**Try it:** Nothing in the entries may be altered; copy them all exactly.

**Element data from apps and pages:**
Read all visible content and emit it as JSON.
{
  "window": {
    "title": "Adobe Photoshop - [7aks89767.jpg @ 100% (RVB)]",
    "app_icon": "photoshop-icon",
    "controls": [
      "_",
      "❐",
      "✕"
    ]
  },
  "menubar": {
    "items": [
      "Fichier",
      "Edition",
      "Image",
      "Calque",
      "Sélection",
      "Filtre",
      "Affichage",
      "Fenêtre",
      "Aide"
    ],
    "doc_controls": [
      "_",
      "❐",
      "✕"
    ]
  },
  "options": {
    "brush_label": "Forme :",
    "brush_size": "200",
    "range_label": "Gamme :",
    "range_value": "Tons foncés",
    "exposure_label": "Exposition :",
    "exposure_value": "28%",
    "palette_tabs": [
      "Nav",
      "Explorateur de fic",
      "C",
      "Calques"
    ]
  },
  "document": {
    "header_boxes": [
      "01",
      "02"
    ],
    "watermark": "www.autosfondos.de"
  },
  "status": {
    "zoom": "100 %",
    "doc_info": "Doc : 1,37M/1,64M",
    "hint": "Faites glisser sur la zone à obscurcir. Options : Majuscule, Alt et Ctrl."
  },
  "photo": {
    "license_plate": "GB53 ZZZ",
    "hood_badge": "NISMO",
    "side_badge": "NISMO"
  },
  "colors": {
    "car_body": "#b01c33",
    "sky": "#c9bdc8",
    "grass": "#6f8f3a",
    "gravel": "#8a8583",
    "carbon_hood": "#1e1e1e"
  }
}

**Answer box:**
Read all visible content and emit it as JSON.
{
  "window": {
    "title": "Adobe Photoshop - [7aks89767.jpg @ 100% (RVB)]",
    "app_icon": "photoshop-icon",
    "controls": [
      "_",
      "❐",
      "✕"
    ]
  },
  "menubar": {
    "items": [
      "Fichier",
      "Edition",
      "Image",
      "Calque",
      "Sélection",
      "Filtre",
      "Affichage",
      "Fenêtre",
      "Aide"
    ],
    "doc_controls": [
      "_",
      "❐",
      "✕"
    ]
  },
  "options": {
    "brush_label": "Forme :",
    "brush_size": "200",
    "range_label": "Gamme :",
    "range_value": "Tons foncés",
    "exposure_label": "Exposition :",
    "exposure_value": "28%",
    "palette_tabs": [
      "Nav",
      "Explorateur de fic",
      "C",
      "Calques"
    ]
  },
  "document": {
    "header_boxes": [
      "01",
      "02"
    ],
    "watermark": "www.autosfondos.de"
  },
  "status": {
    "zoom": "100 %",
    "doc_info": "Doc : 1,37M/1,64M",
    "hint": "Faites glisser sur la zone à obscurcir. Options : Majuscule, Alt et Ctrl."
  },
  "photo": {
    "license_plate": "GB53 ZZZ",
    "hood_badge": "NISMO",
    "side_badge": "NISMO"
  },
  "colors": {
    "car_body": "#b01c33",
    "sky": "#c9bdc8",
    "grass": "#6f8f3a",
    "gravel": "#8a8583",
    "carbon_hood": "#1e1e1e"
  }
}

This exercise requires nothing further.